Audi, for instance, has made a commercial car that gets 80 miles to the gallon. It does not even involve hybrid engine technology. It’s an advanced diesel. Volkswagen has made a car, very costly and not a practical passenger car at present, but it gets a whopping 265 miles per gallon. We need stringent efficiency standards for cars that will rise rapidly and inexorably, along with safety standards. Oil consumption can go down substantially, even with more travel.
It may also be reasonable to heavily tax inefficient cars, and unsafe cars, to discourage their manufacture and to use the taxes to promote renewable energy systems. Efforts to greatly increase transportation efficiency can be coupled with increased use of natural gas. Natural gas emits less carbon dioxide than oil or coal; it’s compatible with fuel cells, which I believe should be in the center of much of the world’s energy system in the future. That’s because fuel cells can use hydrogen from renewable energy sources, like wind energy and solar energy. There’s a good deal of natural gas in the world; it’s better distributed than cheap oil. And it can provide a relatively smooth transition to a different energy world.

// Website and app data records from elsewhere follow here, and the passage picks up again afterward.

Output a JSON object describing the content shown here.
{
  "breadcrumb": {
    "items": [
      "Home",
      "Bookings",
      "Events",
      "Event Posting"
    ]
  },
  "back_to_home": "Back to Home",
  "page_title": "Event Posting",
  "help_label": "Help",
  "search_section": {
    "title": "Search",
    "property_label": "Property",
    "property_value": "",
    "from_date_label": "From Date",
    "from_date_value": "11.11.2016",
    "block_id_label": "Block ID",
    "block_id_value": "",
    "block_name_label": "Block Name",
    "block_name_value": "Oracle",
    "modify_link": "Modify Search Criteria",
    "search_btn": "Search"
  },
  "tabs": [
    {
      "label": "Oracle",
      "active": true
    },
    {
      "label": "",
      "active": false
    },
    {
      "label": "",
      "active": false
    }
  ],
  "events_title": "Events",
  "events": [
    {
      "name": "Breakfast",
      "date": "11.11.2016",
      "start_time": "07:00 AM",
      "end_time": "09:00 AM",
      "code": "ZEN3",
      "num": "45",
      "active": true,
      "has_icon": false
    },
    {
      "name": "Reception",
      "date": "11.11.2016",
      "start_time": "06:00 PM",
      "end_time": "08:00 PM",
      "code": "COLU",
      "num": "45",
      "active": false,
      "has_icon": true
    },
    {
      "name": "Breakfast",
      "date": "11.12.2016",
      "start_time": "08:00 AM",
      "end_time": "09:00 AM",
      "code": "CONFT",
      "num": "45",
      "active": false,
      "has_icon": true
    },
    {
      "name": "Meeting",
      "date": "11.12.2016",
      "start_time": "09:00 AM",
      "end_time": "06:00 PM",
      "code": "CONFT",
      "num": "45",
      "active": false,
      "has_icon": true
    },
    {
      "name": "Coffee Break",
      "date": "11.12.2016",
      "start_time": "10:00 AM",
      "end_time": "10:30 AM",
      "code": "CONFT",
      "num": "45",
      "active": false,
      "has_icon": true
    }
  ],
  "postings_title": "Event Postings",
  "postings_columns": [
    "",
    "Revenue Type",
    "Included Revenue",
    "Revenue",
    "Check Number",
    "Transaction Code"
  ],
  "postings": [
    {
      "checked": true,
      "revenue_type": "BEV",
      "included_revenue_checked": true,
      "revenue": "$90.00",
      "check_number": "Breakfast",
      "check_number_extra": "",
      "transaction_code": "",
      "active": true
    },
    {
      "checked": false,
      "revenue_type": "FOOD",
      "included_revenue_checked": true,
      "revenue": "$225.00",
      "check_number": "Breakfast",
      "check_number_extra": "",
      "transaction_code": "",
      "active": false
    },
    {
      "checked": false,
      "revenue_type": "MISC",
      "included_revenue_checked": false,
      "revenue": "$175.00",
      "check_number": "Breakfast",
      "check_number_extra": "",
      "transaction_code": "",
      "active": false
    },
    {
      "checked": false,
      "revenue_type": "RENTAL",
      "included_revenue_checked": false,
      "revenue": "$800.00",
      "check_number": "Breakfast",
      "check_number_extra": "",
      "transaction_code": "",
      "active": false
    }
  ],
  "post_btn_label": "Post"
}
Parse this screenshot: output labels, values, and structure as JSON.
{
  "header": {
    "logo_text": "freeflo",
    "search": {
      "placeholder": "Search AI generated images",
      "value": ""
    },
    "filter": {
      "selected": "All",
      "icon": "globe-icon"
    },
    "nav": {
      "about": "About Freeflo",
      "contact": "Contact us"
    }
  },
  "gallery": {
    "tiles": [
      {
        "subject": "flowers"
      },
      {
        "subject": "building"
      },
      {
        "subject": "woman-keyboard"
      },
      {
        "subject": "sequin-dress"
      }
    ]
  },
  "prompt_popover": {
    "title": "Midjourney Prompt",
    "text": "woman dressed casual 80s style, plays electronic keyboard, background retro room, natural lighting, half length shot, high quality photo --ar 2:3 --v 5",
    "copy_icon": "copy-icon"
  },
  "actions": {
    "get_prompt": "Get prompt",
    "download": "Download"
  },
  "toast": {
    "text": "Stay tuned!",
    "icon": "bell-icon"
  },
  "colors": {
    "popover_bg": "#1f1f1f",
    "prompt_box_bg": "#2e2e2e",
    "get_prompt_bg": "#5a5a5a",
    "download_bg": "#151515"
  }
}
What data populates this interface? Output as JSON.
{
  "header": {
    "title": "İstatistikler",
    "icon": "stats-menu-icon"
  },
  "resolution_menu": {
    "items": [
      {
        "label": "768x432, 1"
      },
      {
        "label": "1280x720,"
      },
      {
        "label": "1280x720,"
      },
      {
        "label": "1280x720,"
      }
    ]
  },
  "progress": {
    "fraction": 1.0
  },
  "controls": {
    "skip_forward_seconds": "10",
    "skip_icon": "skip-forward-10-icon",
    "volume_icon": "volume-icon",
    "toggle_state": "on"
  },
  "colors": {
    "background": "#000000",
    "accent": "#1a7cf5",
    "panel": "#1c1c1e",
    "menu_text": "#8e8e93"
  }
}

The solutions to the problems of climate change and security that have become enmeshed in oil and transportation are going to be y very difficult to accomplish. Let’s focus on the real problems and the prospects for solving them. Obsessing about catastrophe because we will soon reach the peak of oil production or run out of cheap oil is diversionary at best. At worst it simply fuels the demand for more oil production or more nuclear energy production.
For more on energy, oil, and climate change, see the website of the Institute for Energy and Environmental Research, www.ieer.org/ This is Arjun Makhijani.
Listen to this commentary (Part 3)